*Problem*:
Look over the listing below and tally the lines in which the word "JSON" turns up. Answer with the tally only.

____

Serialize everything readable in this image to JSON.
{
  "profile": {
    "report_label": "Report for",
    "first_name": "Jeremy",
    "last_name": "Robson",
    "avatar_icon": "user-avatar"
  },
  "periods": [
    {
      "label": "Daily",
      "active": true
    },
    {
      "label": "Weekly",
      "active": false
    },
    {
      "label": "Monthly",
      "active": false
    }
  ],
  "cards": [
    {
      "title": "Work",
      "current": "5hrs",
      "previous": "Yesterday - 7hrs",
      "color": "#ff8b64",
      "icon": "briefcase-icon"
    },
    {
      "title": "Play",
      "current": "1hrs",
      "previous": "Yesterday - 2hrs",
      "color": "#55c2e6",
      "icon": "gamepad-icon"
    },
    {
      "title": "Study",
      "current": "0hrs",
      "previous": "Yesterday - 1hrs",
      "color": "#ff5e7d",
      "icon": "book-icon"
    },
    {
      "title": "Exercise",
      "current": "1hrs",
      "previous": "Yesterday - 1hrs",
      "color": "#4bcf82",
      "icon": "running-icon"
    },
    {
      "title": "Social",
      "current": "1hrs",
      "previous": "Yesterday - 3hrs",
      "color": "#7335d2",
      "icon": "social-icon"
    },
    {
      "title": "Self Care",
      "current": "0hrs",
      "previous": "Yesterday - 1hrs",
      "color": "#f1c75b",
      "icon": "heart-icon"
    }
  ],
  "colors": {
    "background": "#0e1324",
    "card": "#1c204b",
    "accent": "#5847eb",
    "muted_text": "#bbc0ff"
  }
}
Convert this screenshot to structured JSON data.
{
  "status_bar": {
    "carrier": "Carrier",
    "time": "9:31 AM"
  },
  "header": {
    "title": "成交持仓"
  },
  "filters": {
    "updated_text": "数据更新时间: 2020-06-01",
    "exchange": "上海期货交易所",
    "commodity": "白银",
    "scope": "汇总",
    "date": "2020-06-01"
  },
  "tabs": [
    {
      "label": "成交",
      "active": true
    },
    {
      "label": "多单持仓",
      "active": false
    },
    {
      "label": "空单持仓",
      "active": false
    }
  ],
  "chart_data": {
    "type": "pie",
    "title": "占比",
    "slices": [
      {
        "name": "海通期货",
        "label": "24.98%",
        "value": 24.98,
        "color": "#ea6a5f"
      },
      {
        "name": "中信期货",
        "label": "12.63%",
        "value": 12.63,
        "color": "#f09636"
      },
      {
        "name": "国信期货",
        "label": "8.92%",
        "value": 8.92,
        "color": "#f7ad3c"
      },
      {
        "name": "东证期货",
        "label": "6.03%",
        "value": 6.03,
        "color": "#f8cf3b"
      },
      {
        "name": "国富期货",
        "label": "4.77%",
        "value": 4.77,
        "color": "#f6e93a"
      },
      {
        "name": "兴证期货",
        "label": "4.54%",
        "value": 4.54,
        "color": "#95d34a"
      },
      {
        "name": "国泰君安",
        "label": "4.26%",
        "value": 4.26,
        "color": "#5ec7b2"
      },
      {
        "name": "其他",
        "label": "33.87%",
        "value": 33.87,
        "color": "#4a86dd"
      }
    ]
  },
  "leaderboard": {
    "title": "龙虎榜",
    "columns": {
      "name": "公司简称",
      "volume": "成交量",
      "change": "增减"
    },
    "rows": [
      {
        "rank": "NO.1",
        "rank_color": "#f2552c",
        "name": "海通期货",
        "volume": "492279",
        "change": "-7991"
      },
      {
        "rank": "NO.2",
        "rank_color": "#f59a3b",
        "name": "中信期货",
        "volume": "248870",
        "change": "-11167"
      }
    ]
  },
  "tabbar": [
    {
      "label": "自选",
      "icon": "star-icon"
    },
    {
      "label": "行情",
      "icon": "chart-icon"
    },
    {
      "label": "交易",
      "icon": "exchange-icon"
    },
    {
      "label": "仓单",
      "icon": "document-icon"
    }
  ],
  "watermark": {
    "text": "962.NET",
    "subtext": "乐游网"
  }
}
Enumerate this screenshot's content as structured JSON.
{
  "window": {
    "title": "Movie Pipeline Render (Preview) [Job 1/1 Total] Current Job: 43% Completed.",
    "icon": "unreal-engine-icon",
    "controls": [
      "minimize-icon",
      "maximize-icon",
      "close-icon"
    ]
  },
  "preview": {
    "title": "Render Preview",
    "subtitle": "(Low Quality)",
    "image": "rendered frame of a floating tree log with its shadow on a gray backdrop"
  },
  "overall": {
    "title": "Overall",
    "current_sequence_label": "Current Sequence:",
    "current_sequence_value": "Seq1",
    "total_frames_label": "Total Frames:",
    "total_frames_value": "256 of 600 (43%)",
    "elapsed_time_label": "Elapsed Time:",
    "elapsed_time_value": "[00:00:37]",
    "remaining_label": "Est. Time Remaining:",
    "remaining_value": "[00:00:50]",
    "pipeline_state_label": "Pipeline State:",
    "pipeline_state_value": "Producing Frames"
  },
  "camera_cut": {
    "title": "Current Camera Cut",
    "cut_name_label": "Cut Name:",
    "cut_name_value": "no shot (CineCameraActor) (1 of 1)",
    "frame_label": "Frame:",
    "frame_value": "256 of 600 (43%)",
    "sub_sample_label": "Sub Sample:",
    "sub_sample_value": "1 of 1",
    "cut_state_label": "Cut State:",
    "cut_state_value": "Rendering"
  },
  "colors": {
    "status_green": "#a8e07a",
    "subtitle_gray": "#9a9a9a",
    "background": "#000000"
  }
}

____

*Task answer*:
3